Records excerpted from a collection:
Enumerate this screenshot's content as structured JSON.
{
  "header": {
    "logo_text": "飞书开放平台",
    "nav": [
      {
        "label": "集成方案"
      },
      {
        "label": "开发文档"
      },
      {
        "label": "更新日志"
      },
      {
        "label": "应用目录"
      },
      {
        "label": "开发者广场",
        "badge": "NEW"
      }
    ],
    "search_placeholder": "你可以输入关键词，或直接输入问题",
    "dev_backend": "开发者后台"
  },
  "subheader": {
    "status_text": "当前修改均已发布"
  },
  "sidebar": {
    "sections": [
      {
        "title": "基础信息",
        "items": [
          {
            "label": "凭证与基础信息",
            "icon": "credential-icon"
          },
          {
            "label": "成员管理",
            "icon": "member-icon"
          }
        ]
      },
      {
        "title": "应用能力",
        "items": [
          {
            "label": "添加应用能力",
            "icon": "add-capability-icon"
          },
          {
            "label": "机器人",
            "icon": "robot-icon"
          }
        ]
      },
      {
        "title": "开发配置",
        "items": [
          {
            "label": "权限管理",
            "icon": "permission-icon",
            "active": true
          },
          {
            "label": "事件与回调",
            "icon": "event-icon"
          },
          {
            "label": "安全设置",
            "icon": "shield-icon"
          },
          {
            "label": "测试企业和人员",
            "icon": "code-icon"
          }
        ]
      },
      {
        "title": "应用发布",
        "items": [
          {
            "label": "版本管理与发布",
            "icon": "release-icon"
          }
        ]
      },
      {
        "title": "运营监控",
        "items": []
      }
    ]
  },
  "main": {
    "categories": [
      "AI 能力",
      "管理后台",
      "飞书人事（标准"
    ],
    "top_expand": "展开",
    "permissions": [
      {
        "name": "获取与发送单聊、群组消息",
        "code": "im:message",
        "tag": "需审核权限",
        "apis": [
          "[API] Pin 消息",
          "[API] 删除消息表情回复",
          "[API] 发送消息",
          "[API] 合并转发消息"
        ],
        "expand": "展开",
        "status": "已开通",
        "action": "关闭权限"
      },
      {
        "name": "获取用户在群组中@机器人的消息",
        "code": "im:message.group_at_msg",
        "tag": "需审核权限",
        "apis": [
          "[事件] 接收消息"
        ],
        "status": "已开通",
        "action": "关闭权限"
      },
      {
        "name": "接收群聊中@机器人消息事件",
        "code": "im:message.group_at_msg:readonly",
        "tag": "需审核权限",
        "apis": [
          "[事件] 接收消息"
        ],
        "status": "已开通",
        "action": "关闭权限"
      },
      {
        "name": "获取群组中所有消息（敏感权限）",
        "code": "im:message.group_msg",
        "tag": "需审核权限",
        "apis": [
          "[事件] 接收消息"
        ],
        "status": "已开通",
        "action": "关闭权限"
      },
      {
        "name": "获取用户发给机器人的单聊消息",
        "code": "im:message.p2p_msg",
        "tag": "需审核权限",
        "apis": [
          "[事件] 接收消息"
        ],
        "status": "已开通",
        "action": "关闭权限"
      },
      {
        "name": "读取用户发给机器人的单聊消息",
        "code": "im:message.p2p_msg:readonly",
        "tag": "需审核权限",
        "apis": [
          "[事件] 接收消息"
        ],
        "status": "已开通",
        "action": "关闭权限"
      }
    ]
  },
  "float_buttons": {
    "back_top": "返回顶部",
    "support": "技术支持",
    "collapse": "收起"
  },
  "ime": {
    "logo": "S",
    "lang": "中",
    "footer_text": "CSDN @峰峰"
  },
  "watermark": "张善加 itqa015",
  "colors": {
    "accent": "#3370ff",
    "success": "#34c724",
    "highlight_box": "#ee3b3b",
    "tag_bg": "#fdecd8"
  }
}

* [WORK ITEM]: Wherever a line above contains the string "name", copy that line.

* [FINISHED EXERCISE]:
        "name": "获取与发送单聊、群组消息",
        "name": "获取用户在群组中@机器人的消息",
        "name": "接收群聊中@机器人消息事件",
        "name": "获取群组中所有消息（敏感权限）",
        "name": "获取用户发给机器人的单聊消息",
        "name": "读取用户发给机器人的单聊消息",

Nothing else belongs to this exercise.